And he really got into it. He was an eye doctor, but – rather unfortunately for his wife and children, especially as he was living off his wife’s dowry rather than concentrating on his work – he spent a huge amount of time developing Esperanto, and then, despite not being from the sort of background where he’d have had a lot of contacts, he managed to get people all over Europe and beyond interested in it. Like many rather “different” ideas in Victorian times, it became a bit of a cult thing, as we’d say now, with magazines and societies and annual conferences. And, at one point, it even got to the stage where the French Assemblee Nationale debated a bill about introducing Esperanto into schools – and, as we saw from the BBC 2 programme, it actually was taught in some British schools, although Zamenhof died in 1917 so never lived to see that. It really is very impressive that this man’s idea spread as widely as it did.

And then his ideas started to go beyond language: he came up with the ideas of “Hillelism” and “Homaranism”, which would create a unified humanity in which, although people lived in separate geopolitical states, everyone would speak the same language and follow the same religion. It’s the sort of thing that sounds completely and utterly bonkers and yet completely and utterly brilliant at the same time! He wasn’t talking about some completely unworkable and doomed idea like a United States of Europe, and he wasn’t talking about abolishing existing languages and religions: he recognised that there have to be individual states, and that people are going to stick to their “own” languages and religions, but he genuinely seems to have believed that it was possible for everyone to learn a common language with which to communicate with people from different backgrounds, and for everyone to abide by a common moral code. Oh, if only!

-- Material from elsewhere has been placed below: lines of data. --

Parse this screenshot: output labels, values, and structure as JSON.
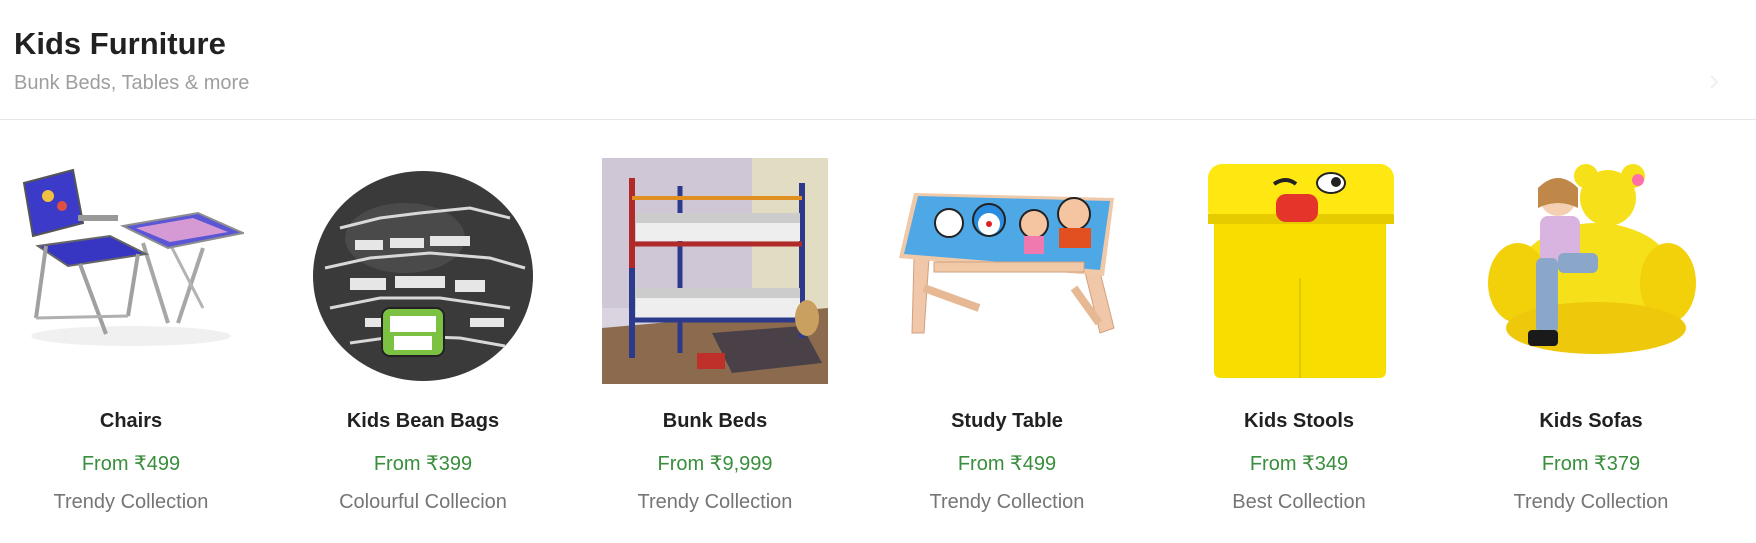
{
  "section": {
    "title": "Kids Furniture",
    "subtitle": "Bunk Beds, Tables & more"
  },
  "products": [
    {
      "name": "Chairs",
      "price": "From ₹499",
      "tagline": "Trendy Collection",
      "image": "kids-chair-table-set-image"
    },
    {
      "name": "Kids Bean Bags",
      "price": "From ₹399",
      "tagline": "Colourful Collecion",
      "image": "ben10-bean-bag-image"
    },
    {
      "name": "Bunk Beds",
      "price": "From ₹9,999",
      "tagline": "Trendy Collection",
      "image": "bunk-bed-image"
    },
    {
      "name": "Study Table",
      "price": "From ₹499",
      "tagline": "Trendy Collection",
      "image": "doraemon-study-table-image"
    },
    {
      "name": "Kids Stools",
      "price": "From ₹349",
      "tagline": "Best Collection",
      "image": "yellow-emoji-stool-image"
    },
    {
      "name": "Kids Sofas",
      "price": "From ₹379",
      "tagline": "Trendy Collection",
      "image": "teddy-inflatable-sofa-image"
    }
  ],
  "colors": {
    "price": "#388e3c",
    "title": "#212121",
    "subtitle": "#9e9e9e",
    "tagline": "#757575"
  }
}
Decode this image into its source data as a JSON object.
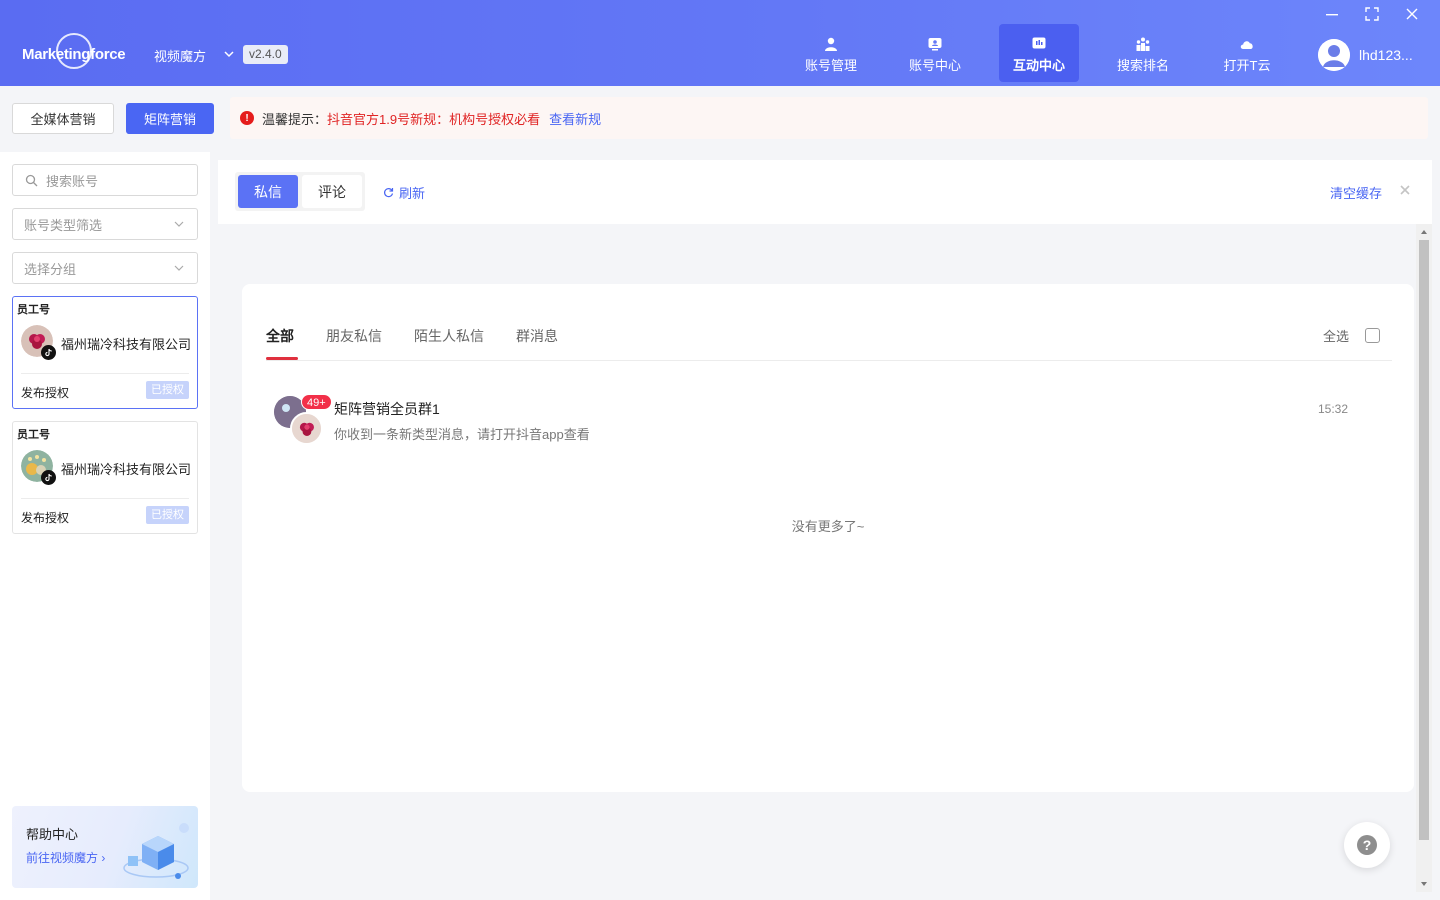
{
  "header": {
    "logo_text": "Marketingforce",
    "app_name": "视频魔方",
    "version": "v2.4.0",
    "nav": [
      {
        "label": "账号管理",
        "icon": "user-icon",
        "active": false
      },
      {
        "label": "账号中心",
        "icon": "account-center-icon",
        "active": false
      },
      {
        "label": "互动中心",
        "icon": "chat-icon",
        "active": true
      },
      {
        "label": "搜索排名",
        "icon": "ranking-icon",
        "active": false
      },
      {
        "label": "打开T云",
        "icon": "cloud-icon",
        "active": false
      }
    ],
    "user_name": "lhd123..."
  },
  "subheader": {
    "all_media_label": "全媒体营销",
    "matrix_label": "矩阵营销",
    "notice_label": "温馨提示：",
    "notice_text": "抖音官方1.9号新规：机构号授权必看",
    "notice_link": "查看新规"
  },
  "sidebar": {
    "search_placeholder": "搜索账号",
    "type_filter": "账号类型筛选",
    "group_select": "选择分组",
    "accounts": [
      {
        "tag": "员工号",
        "name": "福州瑞冷科技有限公司",
        "auth_label": "发布授权",
        "status": "已授权",
        "selected": true
      },
      {
        "tag": "员工号",
        "name": "福州瑞冷科技有限公司",
        "auth_label": "发布授权",
        "status": "已授权",
        "selected": false
      }
    ],
    "help": {
      "title": "帮助中心",
      "link": "前往视频魔方"
    }
  },
  "main": {
    "segments": [
      "私信",
      "评论"
    ],
    "refresh_label": "刷新",
    "clear_cache_label": "清空缓存",
    "tabs": [
      "全部",
      "朋友私信",
      "陌生人私信",
      "群消息"
    ],
    "select_all_label": "全选",
    "messages": [
      {
        "title": "矩阵营销全员群1",
        "preview": "你收到一条新类型消息，请打开抖音app查看",
        "time": "15:32",
        "badge": "49+"
      }
    ],
    "no_more_text": "没有更多了~"
  },
  "colors": {
    "brand": "#5a6cf2",
    "accent": "#4a66f3",
    "alert": "#e02424",
    "badge": "#f23049"
  }
}
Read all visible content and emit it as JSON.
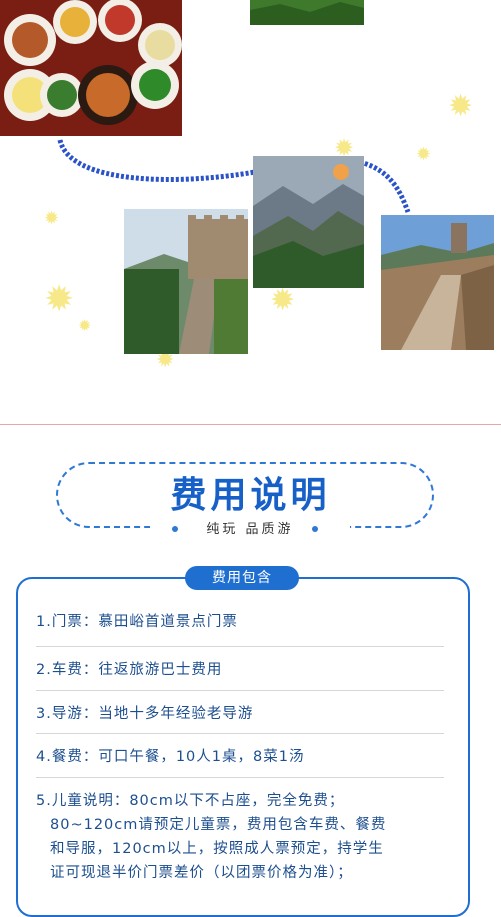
{
  "fee_section": {
    "title": "费用说明",
    "subtitle": "纯玩 品质游",
    "badge": "费用包含",
    "items": [
      "1.门票：慕田峪首道景点门票",
      "2.车费：往返旅游巴士费用",
      "3.导游：当地十多年经验老导游",
      "4.餐费：可口午餐，10人1桌，8菜1汤"
    ],
    "item5": {
      "line1": "5.儿童说明：80cm以下不占座，完全免费；",
      "line2": "80~120cm请预定儿童票，费用包含车费、餐费",
      "line3": "和导服，120cm以上，按照成人票预定，持学生",
      "line4": "证可现退半价门票差价（以团票价格为准）；"
    }
  },
  "colors": {
    "primary_blue": "#1f6fd1",
    "title_blue": "#1760c7",
    "item_text": "#1d4f8f",
    "sparkle_yellow": "#f7e98a",
    "divider_pink": "#e8a6a6"
  },
  "photos": [
    "food-photo",
    "mountain-top-photo",
    "great-wall-tower-photo",
    "misty-mountain-photo",
    "great-wall-walkway-photo"
  ]
}
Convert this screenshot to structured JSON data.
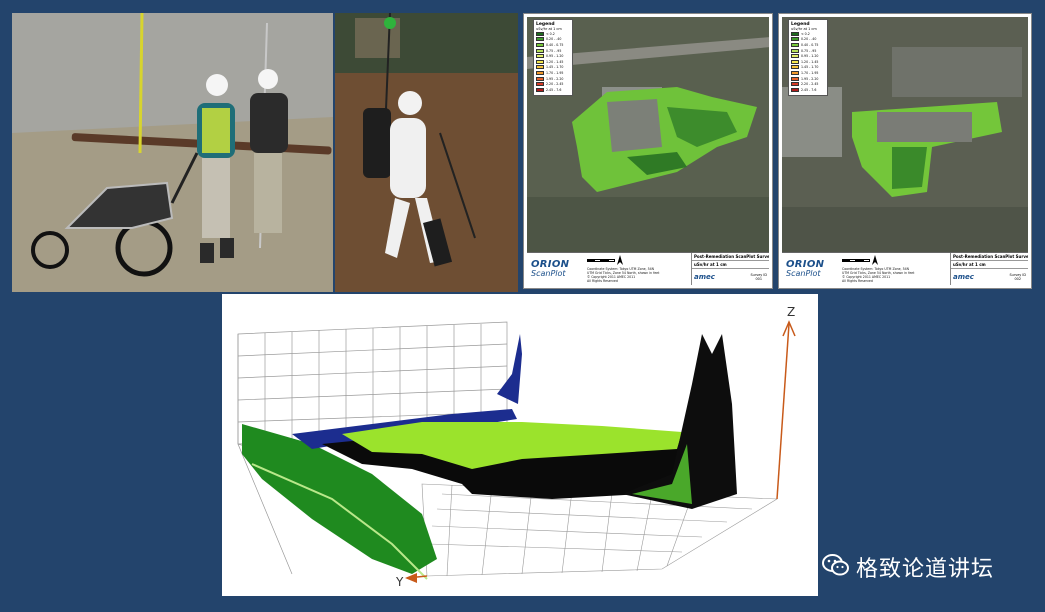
{
  "maps": [
    {
      "legend_title": "Legend",
      "legend_subtitle": "uSv/hr at 1 cm",
      "legend_items": [
        {
          "label": "< 0.2",
          "color": "#1d6b1d"
        },
        {
          "label": "0.20 - .40",
          "color": "#3e9a2a"
        },
        {
          "label": "0.40 - 0.75",
          "color": "#77c93a"
        },
        {
          "label": "0.75 - .95",
          "color": "#b7e05a"
        },
        {
          "label": "0.95 - 1.20",
          "color": "#e3ef6a"
        },
        {
          "label": "1.20 - 1.45",
          "color": "#f5e84f"
        },
        {
          "label": "1.45 - 1.70",
          "color": "#f6c33a"
        },
        {
          "label": "1.70 - 1.95",
          "color": "#f29a2c"
        },
        {
          "label": "1.95 - 2.20",
          "color": "#e4602a"
        },
        {
          "label": "2.20 - 2.45",
          "color": "#d63a26"
        },
        {
          "label": "2.45 - 7.6",
          "color": "#b01b1b"
        }
      ],
      "brand_top": "ORION",
      "brand_bottom": "ScanPlot",
      "survey_title": "Post-Remediation ScanPlot Survey",
      "units_label": "uSv/hr at 1 cm",
      "notes": [
        "Coordinate System: Tokyo UTM Zone, 54N",
        "UTM Grid Ticks, Zone 54 North, shown in feet",
        "© Copyright 2011 AMEC 2011",
        "All Rights Reserved"
      ],
      "logo": "amec",
      "survey_id_label": "Survey ID",
      "survey_id_value": "001"
    },
    {
      "legend_title": "Legend",
      "legend_subtitle": "uSv/hr at 1 cm",
      "legend_items": [
        {
          "label": "< 0.2",
          "color": "#1d6b1d"
        },
        {
          "label": "0.20 - .40",
          "color": "#3e9a2a"
        },
        {
          "label": "0.40 - 0.75",
          "color": "#77c93a"
        },
        {
          "label": "0.75 - .95",
          "color": "#b7e05a"
        },
        {
          "label": "0.95 - 1.20",
          "color": "#e3ef6a"
        },
        {
          "label": "1.20 - 1.45",
          "color": "#f5e84f"
        },
        {
          "label": "1.45 - 1.70",
          "color": "#f6c33a"
        },
        {
          "label": "1.70 - 1.95",
          "color": "#f29a2c"
        },
        {
          "label": "1.95 - 2.20",
          "color": "#e4602a"
        },
        {
          "label": "2.20 - 2.45",
          "color": "#d63a26"
        },
        {
          "label": "2.45 - 7.6",
          "color": "#b01b1b"
        }
      ],
      "brand_top": "ORION",
      "brand_bottom": "ScanPlot",
      "survey_title": "Post-Remediation ScanPlot Survey",
      "units_label": "uSv/hr at 1 cm",
      "notes": [
        "Coordinate System: Tokyo UTM Zone, 54N",
        "UTM Grid Ticks, Zone 54 North, shown in feet",
        "© Copyright 2011 AMEC 2011",
        "All Rights Reserved"
      ],
      "logo": "amec",
      "survey_id_label": "Survey ID",
      "survey_id_value": "002"
    }
  ],
  "plot3d": {
    "axis_z_label": "Z",
    "axis_y_label": "Y"
  },
  "watermark": {
    "text": "格致论道讲坛",
    "icon": "wechat-icon"
  },
  "colors": {
    "background": "#23446c",
    "ground_green": "#7fdc2a",
    "dark_green": "#1f8a1f",
    "blue_points": "#1c2d8f",
    "axis_orange": "#c85a1a"
  }
}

The details of his ideas were for his time – well, obviously, but I just mean that they weren’t for our times. He thought that only an artificial language could become the international language. Well, English has rather proven that wrong. And he thought that countries should have names like “Parizregno” and “Petersburgregno”, to avoid alienating people who weren’t of the majority group living there – although presumably completely alienating anyone who didn’t live in the capital city! I can’t say that I’m really getting that, but he was living in an age of multi-ethnic empires. Imagine how bloody annoying it must have been if you were, say, a Czech living in Austria-Hungary or a Lithuanian living in the Russian Empire. But the basic ideas, especially the one about the common moral code – yep, what a wonderful idea in any era

So there was rather a lot of food for thought in a very short book. There was a lot that it didn’t say, but, to be fair, it was supposed to be a book about Zamenhof, and a very short one at that, rather than a book about all the associated matters which it only touched on briefly. I’m thinking mainly of the very brief reference to the idea of discriminating against people on the basis of language. It’s not something that we hear much about, compared to other forms of discrimination, but, if you look at the history of, say, Catalunya, Galicia and the Basque areas within the Spanish state, or Flemish-speaking parts of Belgium, or Wales, to name but a few examples, then it’s certainly an issue. The idea of a common second language in a multilingual state is another issue, the obvious example being the English language in India. It might also have been useful to have included a section on the persecution of speakers of Esperanto by Hitler, Stalin and Franco.

But it was only a very short book. And all the mix-ups with the place names just kept distracting me from what it was saying. Even so, it got me thinking

And all three of Zamenhof’s children were killed during the Holocaust. What a very sad post script to the life of a man who hoped to bring about world peace and unity. He hoped for a world without war. Maybe, one day, we’ll get there.